"It's also just the feeling of the air. Before the chase even starts, it's blue sky, it's hot and humid, and then it all kind of turns into chaos and beautiful chaos.
"Feeling the air moving in and out of these storms, it's incredible."
DeMilliano, a member of Prairie Storm Chasers, wasn't always so fearless.
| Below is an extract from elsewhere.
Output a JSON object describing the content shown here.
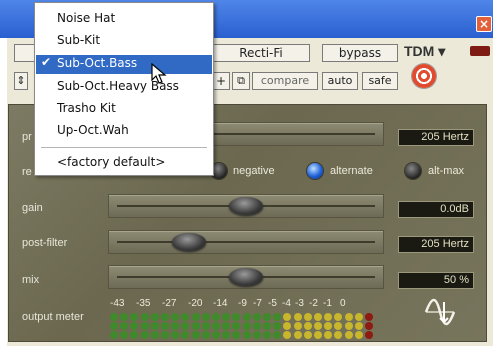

He spent his childhood running away from storms.
"I was frightened of thunderstorms," he said. "But that fear drove my curiosity, really wanting to find out what makes them tick so you can understand them and be less afraid of them."
As an adult, he began to study meteorology and satellite weather-modelling.
This summer has been a boon to storm chasers like him, DeMilliano said.
According to Environment Canada, there have been 12 confirmed tornadoes across the province so far in 2019, not including three unconfirmed ones.
Alberta typically sees an average of 15 tornadoes per year.
DeMilliano attributes the spike to the unsettled weather and a series of new research projects aimed at tracking extreme weather.
"Sometimes we get those blue sky, hot summers and no storms and then other times, it's very active like this and that's just the way it goes sometimes," DeMilliano said.
"I think there's a lot of resources this year and last year that have put a focus on counting the tornadoes that actually happen in Alberta and Saskatchewan.
"I mean, if no one sees a tornado, did it really happen?"